── The input ──
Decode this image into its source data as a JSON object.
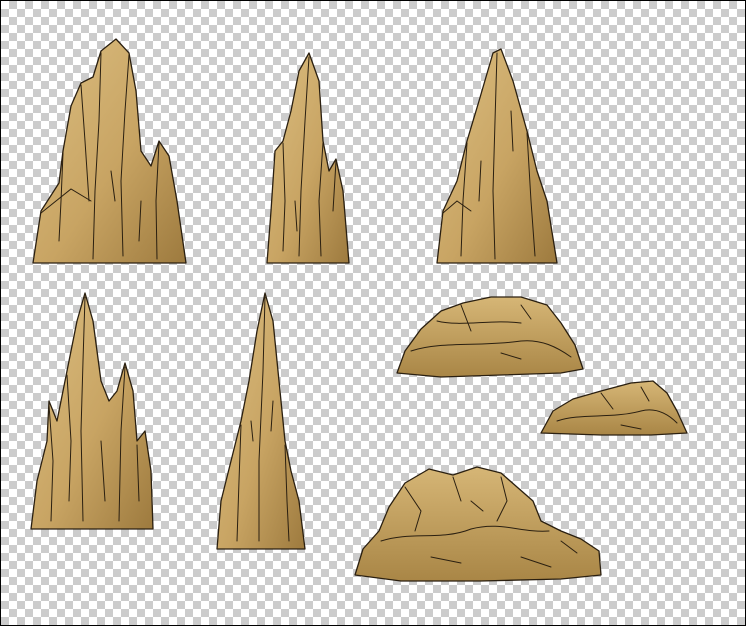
{
  "canvas": {
    "background": "transparency-checkerboard",
    "checker_light": "#ffffff",
    "checker_dark": "#cccccc"
  },
  "palette": {
    "rock_fill": "#c8a463",
    "rock_highlight": "#dcbf82",
    "rock_shadow": "#9d7a3e",
    "outline": "#2a1f10"
  },
  "sprites": [
    {
      "name": "rock-spire-cluster-large",
      "kind": "spire-cluster"
    },
    {
      "name": "rock-spire-tall-narrow",
      "kind": "spire"
    },
    {
      "name": "rock-spire-cone",
      "kind": "spire"
    },
    {
      "name": "rock-spire-cluster-jagged",
      "kind": "spire-cluster"
    },
    {
      "name": "rock-spire-needle",
      "kind": "spire"
    },
    {
      "name": "rock-boulder-flat",
      "kind": "boulder"
    },
    {
      "name": "rock-boulder-small",
      "kind": "boulder"
    },
    {
      "name": "rock-rubble-pile",
      "kind": "rubble"
    }
  ]
}
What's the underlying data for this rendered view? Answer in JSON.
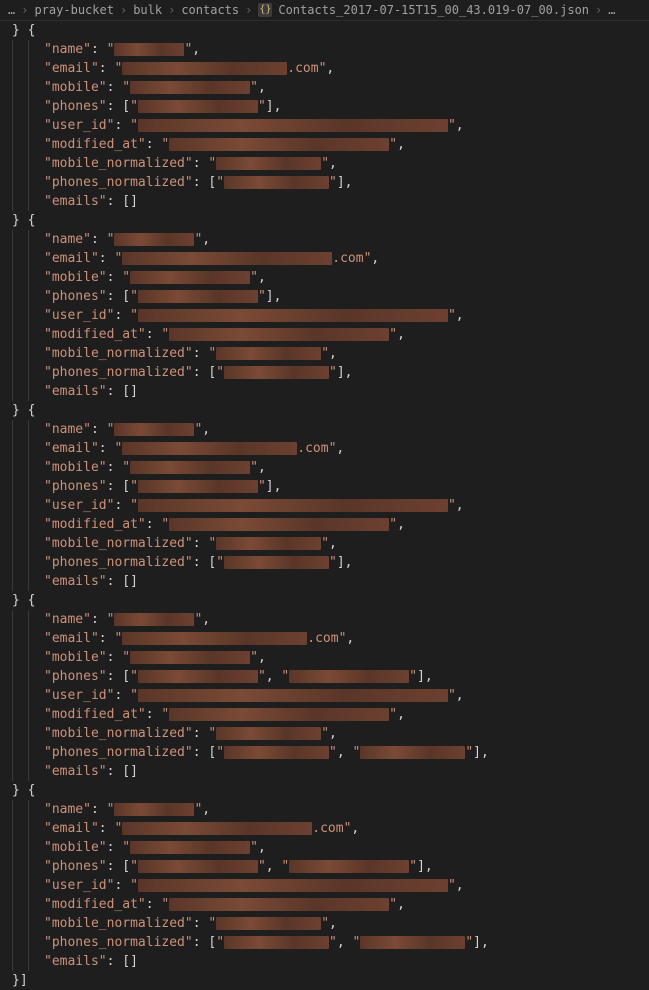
{
  "breadcrumb": {
    "seg0": "…",
    "seg1": "pray-bucket",
    "seg2": "bulk",
    "seg3": "contacts",
    "file": "Contacts_2017-07-15T15_00_43.019-07_00.json",
    "trail": "…"
  },
  "tokens": {
    "brace_close_open": "} {",
    "brace_close_bracket": "}]",
    "key_name": "\"name\"",
    "key_email": "\"email\"",
    "key_mobile": "\"mobile\"",
    "key_phones": "\"phones\"",
    "key_user_id": "\"user_id\"",
    "key_modified_at": "\"modified_at\"",
    "key_mobile_normalized": "\"mobile_normalized\"",
    "key_phones_normalized": "\"phones_normalized\"",
    "key_emails": "\"emails\"",
    "colon": ": ",
    "quote": "\"",
    "comma": ",",
    "lbracket": "[",
    "rbracket": "]",
    "empty_array": "[]",
    "dotcom": ".com"
  },
  "records": [
    {
      "name_w": 70,
      "email_pre_w": 165,
      "email_suffix": ".com",
      "mobile_w": 120,
      "phones": [
        120
      ],
      "user_id_w": 310,
      "modified_at_w": 220,
      "mobile_norm_w": 105,
      "phones_norm": [
        105
      ]
    },
    {
      "name_w": 80,
      "email_pre_w": 210,
      "email_suffix": ".com",
      "mobile_w": 120,
      "phones": [
        120
      ],
      "user_id_w": 310,
      "modified_at_w": 220,
      "mobile_norm_w": 105,
      "phones_norm": [
        105
      ]
    },
    {
      "name_w": 80,
      "email_pre_w": 175,
      "email_suffix": ".com",
      "mobile_w": 120,
      "phones": [
        120
      ],
      "user_id_w": 310,
      "modified_at_w": 220,
      "mobile_norm_w": 105,
      "phones_norm": [
        105
      ]
    },
    {
      "name_w": 80,
      "email_pre_w": 185,
      "email_suffix": ".com\"",
      "mobile_w": 120,
      "phones": [
        120,
        120
      ],
      "user_id_w": 310,
      "modified_at_w": 220,
      "mobile_norm_w": 105,
      "phones_norm": [
        105,
        105
      ]
    },
    {
      "name_w": 80,
      "email_pre_w": 190,
      "email_suffix": ".com",
      "mobile_w": 120,
      "phones": [
        120,
        120
      ],
      "user_id_w": 310,
      "modified_at_w": 220,
      "mobile_norm_w": 105,
      "phones_norm": [
        105,
        105
      ]
    }
  ]
}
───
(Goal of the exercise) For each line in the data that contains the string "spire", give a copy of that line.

(Reply to the task)
      "name": "rock-spire-cluster-large",
      "kind": "spire-cluster"
      "name": "rock-spire-tall-narrow",
      "kind": "spire"
      "name": "rock-spire-cone",
      "kind": "spire"
      "name": "rock-spire-cluster-jagged",
      "kind": "spire-cluster"
      "name": "rock-spire-needle",
      "kind": "spire"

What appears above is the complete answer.